- **Task instructions**:
Across all the entries below, how many lines contain the string "Fill"? The number by itself is the answer.
++++ Dataset records
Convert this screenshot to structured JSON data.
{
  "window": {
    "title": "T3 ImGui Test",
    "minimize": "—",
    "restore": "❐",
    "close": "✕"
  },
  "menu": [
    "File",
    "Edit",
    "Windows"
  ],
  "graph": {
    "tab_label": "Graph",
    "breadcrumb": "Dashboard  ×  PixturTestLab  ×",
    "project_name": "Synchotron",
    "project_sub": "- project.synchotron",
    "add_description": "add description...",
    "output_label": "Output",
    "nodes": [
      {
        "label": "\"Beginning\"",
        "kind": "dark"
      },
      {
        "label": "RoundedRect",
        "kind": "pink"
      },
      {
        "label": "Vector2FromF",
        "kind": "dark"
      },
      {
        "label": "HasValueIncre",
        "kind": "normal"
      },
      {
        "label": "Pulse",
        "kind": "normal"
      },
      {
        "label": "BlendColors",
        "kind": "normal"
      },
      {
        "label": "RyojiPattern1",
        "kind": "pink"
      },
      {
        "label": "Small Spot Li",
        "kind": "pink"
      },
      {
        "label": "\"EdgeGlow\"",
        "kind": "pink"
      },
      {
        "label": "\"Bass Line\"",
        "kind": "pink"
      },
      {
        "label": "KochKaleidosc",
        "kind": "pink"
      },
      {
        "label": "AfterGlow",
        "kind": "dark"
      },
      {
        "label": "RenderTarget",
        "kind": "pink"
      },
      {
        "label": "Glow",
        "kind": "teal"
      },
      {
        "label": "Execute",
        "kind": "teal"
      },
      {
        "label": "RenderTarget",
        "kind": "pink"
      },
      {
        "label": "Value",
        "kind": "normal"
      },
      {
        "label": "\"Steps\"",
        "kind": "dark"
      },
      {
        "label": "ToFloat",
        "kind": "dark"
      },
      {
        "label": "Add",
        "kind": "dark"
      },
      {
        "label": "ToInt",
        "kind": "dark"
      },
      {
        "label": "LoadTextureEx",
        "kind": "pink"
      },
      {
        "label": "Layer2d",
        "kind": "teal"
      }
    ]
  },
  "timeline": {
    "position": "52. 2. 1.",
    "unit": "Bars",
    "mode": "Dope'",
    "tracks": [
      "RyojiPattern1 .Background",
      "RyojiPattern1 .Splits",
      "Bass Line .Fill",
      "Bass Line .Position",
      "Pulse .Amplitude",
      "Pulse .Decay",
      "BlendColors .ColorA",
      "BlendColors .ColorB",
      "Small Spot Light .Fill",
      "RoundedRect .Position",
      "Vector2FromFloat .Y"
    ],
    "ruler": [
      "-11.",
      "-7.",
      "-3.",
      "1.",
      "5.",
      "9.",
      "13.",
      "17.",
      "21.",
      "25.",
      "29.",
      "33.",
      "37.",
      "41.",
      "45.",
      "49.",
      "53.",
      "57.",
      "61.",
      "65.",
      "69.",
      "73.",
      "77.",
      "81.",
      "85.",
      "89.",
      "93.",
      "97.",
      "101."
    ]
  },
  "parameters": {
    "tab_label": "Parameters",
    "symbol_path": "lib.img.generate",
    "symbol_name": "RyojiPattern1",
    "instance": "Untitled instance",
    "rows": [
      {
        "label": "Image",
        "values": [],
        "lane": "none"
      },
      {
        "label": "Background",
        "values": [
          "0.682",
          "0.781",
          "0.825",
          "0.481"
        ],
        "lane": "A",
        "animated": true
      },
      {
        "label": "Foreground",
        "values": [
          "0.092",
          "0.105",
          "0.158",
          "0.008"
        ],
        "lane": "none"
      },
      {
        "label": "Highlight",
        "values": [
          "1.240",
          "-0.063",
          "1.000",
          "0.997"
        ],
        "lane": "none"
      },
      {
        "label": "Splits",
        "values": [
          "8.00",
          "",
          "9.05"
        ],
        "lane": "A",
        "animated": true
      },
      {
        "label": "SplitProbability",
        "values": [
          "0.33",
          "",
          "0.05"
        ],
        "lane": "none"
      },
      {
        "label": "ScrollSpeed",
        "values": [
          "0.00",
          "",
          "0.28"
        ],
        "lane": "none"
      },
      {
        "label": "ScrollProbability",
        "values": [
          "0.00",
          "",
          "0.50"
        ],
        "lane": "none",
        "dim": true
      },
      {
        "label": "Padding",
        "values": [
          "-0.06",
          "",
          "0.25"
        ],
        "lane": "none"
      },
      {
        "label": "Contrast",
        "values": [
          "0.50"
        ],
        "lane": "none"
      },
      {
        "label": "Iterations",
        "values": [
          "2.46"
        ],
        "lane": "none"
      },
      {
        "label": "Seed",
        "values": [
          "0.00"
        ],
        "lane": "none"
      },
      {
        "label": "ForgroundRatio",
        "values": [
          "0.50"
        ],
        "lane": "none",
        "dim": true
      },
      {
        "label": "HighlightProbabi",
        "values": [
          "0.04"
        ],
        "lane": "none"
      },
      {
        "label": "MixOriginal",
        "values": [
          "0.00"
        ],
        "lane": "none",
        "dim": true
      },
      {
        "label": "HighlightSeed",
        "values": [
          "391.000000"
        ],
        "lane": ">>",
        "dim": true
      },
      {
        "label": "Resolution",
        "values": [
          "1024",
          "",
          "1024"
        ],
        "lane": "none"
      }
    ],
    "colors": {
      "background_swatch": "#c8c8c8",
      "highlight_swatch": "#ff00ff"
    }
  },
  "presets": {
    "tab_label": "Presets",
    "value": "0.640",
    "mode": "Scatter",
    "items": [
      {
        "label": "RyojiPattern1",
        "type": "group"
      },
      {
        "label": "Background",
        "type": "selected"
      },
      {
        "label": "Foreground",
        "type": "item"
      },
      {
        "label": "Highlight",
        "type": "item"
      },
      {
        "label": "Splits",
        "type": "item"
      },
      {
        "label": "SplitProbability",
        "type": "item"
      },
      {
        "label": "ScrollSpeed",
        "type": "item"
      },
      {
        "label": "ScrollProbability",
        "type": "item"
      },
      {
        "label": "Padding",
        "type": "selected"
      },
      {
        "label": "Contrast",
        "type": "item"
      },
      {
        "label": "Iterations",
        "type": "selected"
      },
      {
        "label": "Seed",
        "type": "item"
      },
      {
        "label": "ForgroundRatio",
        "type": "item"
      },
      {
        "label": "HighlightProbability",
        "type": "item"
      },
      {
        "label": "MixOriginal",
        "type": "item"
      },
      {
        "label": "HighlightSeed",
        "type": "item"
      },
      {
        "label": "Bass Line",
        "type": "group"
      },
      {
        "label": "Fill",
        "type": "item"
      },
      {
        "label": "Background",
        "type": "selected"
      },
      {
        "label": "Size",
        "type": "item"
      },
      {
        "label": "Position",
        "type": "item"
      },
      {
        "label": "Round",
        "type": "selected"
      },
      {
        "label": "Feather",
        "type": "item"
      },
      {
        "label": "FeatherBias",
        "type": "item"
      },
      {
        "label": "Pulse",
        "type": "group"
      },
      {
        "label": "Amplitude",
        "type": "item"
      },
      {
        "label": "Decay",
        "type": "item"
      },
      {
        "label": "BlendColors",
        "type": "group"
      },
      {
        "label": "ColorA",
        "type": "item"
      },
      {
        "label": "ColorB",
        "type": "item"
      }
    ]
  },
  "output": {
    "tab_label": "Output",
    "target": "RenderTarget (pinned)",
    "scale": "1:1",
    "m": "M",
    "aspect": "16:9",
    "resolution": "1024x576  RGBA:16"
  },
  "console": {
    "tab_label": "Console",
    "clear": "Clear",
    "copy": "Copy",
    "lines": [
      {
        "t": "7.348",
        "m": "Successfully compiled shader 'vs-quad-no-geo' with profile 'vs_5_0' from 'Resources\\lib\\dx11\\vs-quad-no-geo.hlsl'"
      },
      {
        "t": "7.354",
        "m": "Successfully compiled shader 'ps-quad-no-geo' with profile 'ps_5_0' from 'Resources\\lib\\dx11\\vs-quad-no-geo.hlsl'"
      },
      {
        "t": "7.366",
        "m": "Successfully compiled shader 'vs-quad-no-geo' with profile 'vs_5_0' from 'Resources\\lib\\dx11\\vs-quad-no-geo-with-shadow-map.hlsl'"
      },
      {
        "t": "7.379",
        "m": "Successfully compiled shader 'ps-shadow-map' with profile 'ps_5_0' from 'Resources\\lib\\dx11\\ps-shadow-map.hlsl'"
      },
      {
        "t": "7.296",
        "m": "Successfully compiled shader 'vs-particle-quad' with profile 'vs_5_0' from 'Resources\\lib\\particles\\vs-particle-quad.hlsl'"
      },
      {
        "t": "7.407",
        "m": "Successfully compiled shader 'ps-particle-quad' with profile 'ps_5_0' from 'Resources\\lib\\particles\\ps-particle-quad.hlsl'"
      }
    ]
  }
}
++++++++
- **Solution for this task**:
3